Assault catholics February 12, 2007Posted by dorigo in news, personal, politics.
As devout Portugal prepares to vote a public referendum which proposes to loosen its abortion law -one of the strictest of Europe-, the italian government has recently prepared a law that grants the same dignity and rights that married couples enjoy to stable and certified long term sentimental relationships -even same-sex ones. An act of civility addressing the needs of our society which many other european states have already made.
In less catholic countries, things have been easier. But in Italy and Portugal, ecclesiastics feel they are strong, and they do not stand still.
Pope Ratzinger himself has been repeatedly warning italian legislators to avoid derating marriage, as if the proposed law reduced the rights of married couples; and the whole army of bishops, cardinals and priests has followed suit, with daily interviews, public appearances, preaches and the like. Cardinal Ruini (pictured on the left) said today that the Church is going to express clearly their views and guidelines to catholic members of the italian parliament in a well-thought document, obviously implying that they feel they have the right to not only express their views, but to expect followers to apply their directives.

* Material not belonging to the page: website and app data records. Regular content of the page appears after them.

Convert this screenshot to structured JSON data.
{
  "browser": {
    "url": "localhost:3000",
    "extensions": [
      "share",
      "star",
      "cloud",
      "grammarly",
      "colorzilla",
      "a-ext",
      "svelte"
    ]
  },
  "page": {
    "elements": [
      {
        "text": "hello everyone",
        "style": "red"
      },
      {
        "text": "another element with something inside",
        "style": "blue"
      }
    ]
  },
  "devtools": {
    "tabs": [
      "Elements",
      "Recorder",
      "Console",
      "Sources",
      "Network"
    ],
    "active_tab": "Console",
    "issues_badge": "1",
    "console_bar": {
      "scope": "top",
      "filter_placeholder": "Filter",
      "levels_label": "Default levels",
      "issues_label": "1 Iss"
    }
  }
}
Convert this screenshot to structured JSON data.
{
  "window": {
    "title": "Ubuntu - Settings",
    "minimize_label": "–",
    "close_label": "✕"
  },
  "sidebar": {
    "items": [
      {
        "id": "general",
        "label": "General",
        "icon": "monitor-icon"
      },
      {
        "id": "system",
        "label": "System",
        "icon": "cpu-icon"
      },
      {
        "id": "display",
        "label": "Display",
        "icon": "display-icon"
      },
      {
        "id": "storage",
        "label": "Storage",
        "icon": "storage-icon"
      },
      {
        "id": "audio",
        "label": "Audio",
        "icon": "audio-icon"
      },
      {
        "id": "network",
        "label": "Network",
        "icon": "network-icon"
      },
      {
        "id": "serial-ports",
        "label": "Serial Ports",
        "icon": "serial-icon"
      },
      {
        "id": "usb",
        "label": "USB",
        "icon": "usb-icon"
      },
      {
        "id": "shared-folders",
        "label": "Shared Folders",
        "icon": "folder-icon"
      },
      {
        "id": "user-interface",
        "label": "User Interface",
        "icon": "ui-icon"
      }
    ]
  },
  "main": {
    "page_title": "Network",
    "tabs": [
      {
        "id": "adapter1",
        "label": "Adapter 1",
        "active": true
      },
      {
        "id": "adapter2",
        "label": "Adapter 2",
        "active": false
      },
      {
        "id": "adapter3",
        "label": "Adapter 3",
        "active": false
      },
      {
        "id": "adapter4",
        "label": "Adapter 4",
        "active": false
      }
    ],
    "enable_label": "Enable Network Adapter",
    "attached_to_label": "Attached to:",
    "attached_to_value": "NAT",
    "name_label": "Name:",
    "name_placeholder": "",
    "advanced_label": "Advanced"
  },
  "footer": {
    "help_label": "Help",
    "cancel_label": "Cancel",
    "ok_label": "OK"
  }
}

In Portugal, in the meantime, the battle is still fiercer. I read today on the Herald Tribune that an assault reverend sent home school kids with letters to the parents containing descriptions of abortion more suited for surgery reference guides, containing descriptions of fetuses cut to pieces and other disturbing details. And US anti-abortion activists are chartering to Lisbon to protest in the streets, waving plastic fetuses made in China.
The truth is that the conservative application of the abortion law in Portugal is causing thousands of illegal abortions, many of which end with the death of the mother, tough jail sentences to medical personnel who practices the abortions, escapes to Spain of wealthy women to obtain a legal abortion there, and in a few other cases the deliberate killing of newborns.
We had quite the same situation in Italy in the seventies, before a law similar to the one proposed in Portugal was passed. And it took years of fights with the integralist catholics, who to this day continue to actively try to sabotage the rightful application of the law in Italy.
I think the Church is going too far, and its behavior will backfire violently. Because italian citizens, even the most observant catholics, have shown in the past they can think with their own minds, by voting against the diktat of the ecclesiastics in several occasions. And there is a general feeling of unease with the continuous interference of the Vatican with the political agenda. I believe the same feeling is bound to grow in Portugal.
The more radical the Church shows to be, the fewer followers it is going to have. Pope Johannes Paul II had understood it, and had softened his own position in several occasions, to adapt to the needs of modernity. The training is not finished for Ratzinger, apparently – but it might be too late for him.